Things are good, but they look at their bank account and realise they will run out of money in 6 months at their current burn rate. They decide it’s time to raise their next round of financing; the Series A round.
They want to use the new funds to grow their business in Lagos but also to expand into 3 new cities across Africa. They look at their financial models and determine they need to raise ₦7bn in the Series A round.
The Series A round is typically the stage when outside investors put a “price” on the shares of the company, and also when seed stage investors who use SAFE notes convert their investment into equity.
During a Series A round, investors speak about the valuation of a company in the context of a pre-money and post-money valuation.
The pre-money valuation is the value put on the business prior to the investment, and the post money valuation is the value of the company after the investment has been made.
Series A Mechanics
Chioma and Femi once again go into fundraising mode. They speak to many investors and after 70 meetings, find 2 new investors willing to invest in the Series A round; Koboko Capital and BCC Partners. One of their seed stage investors, Aboki Ventures, also decides to invest in the Series A round.
The investors agree to structure the Series A round as follows:
Koboko Capital: ₦4bn
BCC Partners: ₦2bn
Aboki Ventures: ₦1bn
The investment analysts at Koboko Capital do their due diligence and determine that the pre-money valuation of Okada Logistics is ₦15bn, meaning a price per share of ₦1,500 (₦15bn divided by 10 million shares – number of shares at incorporation).
At this time, the seed stage investors now need to convert their original investments into shares in the company.
As stated earlier, Eko Capital negotiated a 20% conversion discount when they made their seed investment. So, at the Series A round, they get to convert their investment into shares at a price of ₦1,200 per share (instead of ₦1,500). Their initial ₦2.5bn investment will convert into 2,083,333 shares (₦2.5bn divide by 1200), valued at ₦3.125bn in the post money valuation.
Aboki Ventures negotiated a ₦10bn valuation cap (as stated earlier) when they made their seed investment, meaning they convert their seed investment into shares at a price per share of ₦1,000 (₦10bn valuation divided by 10 million shares).
Their ₦2.5bn investment converts into 2.5 million shares (₦2.5bn divided by N1,000 per share), valued at ₦3.75bn at the post money value.
Koboko Capital, investing ₦4bn in the series A round, at a price per share of ₦1,500, will get 2,666,666 new shares, BCC Partners gets 1,333,333 new shares with their ₦2bn investment and Aboki Ventures, having decided to participate in the Series A round with a follow on ₦1bn investment will get an additional 666,666 shares at the Series A price of N1,500 per share.

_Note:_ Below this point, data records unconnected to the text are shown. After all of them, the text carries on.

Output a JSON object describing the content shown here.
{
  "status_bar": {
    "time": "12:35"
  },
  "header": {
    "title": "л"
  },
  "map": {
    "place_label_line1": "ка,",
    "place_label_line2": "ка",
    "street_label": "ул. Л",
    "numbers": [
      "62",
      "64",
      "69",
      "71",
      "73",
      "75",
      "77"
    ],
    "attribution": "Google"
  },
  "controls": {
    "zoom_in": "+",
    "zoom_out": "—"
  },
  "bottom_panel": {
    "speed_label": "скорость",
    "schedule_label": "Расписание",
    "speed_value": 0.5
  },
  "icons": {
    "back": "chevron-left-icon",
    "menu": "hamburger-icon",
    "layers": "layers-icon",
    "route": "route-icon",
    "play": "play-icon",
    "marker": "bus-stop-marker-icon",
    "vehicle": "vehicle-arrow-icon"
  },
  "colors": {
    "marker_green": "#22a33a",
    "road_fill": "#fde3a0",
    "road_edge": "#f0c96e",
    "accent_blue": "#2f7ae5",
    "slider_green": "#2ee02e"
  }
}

After the Series A round, the updated capital table/ shareholding of the company will be as below:
You will notice that on the post money valuation, Okada Logistics is now worth ₦29bn. The seed investors have also ended up with higher percentage holdings in the company because they insisted on valuation caps and conversion discounts.
Also notice that the percentage holding of the founders; Femi, Chioma and the employee option pool has decreased as a percentage of the overall company. This is known as dilution. Dilution is not necessarily a bad thing, as long as the value of your company goes up, why not have a smaller piece of a much bigger pie?
For entrepreneurs raising money or thinking about doing so one day, it’s advisable to familiarise yourself with the various dynamics that are involved as investors come into the picture.
On 26th February, MBTN Connect is hosting an event with a start-up lawyer, who will talk about what you need to know about the various terms (as above), when you go into a fundraise. To find out more and get tickets, have a look here.